— GOAL OF THE EXERCISE —
Copy each line of the records below that mentions the word "title".

- Opening Delimiter -

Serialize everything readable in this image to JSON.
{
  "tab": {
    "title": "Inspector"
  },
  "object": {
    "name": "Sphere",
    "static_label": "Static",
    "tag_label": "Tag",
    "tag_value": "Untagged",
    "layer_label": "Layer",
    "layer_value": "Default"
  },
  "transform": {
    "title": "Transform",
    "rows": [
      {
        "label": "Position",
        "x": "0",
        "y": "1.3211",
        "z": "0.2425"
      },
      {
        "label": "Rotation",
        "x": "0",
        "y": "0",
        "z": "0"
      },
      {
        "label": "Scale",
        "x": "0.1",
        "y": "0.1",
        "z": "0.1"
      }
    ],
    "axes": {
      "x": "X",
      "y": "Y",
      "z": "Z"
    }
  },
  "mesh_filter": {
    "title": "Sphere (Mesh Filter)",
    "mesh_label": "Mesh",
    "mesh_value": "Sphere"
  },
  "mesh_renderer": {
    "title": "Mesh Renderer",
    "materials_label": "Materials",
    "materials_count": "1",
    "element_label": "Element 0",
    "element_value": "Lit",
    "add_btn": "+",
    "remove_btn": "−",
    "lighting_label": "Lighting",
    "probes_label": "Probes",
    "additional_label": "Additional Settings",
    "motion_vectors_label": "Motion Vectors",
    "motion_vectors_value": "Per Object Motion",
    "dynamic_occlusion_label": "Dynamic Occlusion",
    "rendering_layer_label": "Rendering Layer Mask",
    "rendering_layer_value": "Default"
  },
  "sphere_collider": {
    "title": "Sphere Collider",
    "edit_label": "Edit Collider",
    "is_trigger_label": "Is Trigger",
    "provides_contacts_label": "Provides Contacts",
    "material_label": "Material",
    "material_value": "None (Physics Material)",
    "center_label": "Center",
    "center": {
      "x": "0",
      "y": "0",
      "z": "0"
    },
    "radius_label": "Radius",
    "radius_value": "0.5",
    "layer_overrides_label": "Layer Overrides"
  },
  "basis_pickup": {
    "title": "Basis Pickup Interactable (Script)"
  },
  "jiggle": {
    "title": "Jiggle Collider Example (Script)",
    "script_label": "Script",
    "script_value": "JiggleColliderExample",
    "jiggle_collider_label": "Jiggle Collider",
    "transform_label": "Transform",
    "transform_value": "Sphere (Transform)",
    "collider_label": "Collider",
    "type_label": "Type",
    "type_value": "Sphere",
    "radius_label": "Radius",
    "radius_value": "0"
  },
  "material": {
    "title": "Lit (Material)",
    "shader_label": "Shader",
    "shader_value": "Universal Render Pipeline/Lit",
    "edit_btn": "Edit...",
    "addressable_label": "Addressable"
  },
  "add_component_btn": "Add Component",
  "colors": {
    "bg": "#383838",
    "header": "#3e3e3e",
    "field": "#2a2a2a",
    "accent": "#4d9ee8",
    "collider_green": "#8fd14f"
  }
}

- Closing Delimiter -

— TASK RESULT —
    "title": "Inspector"
    "title": "Transform",
    "title": "Sphere (Mesh Filter)",
    "title": "Mesh Renderer",
    "title": "Sphere Collider",
    "title": "Basis Pickup Interactable (Script)"
    "title": "Jiggle Collider Example (Script)",
    "title": "Lit (Material)",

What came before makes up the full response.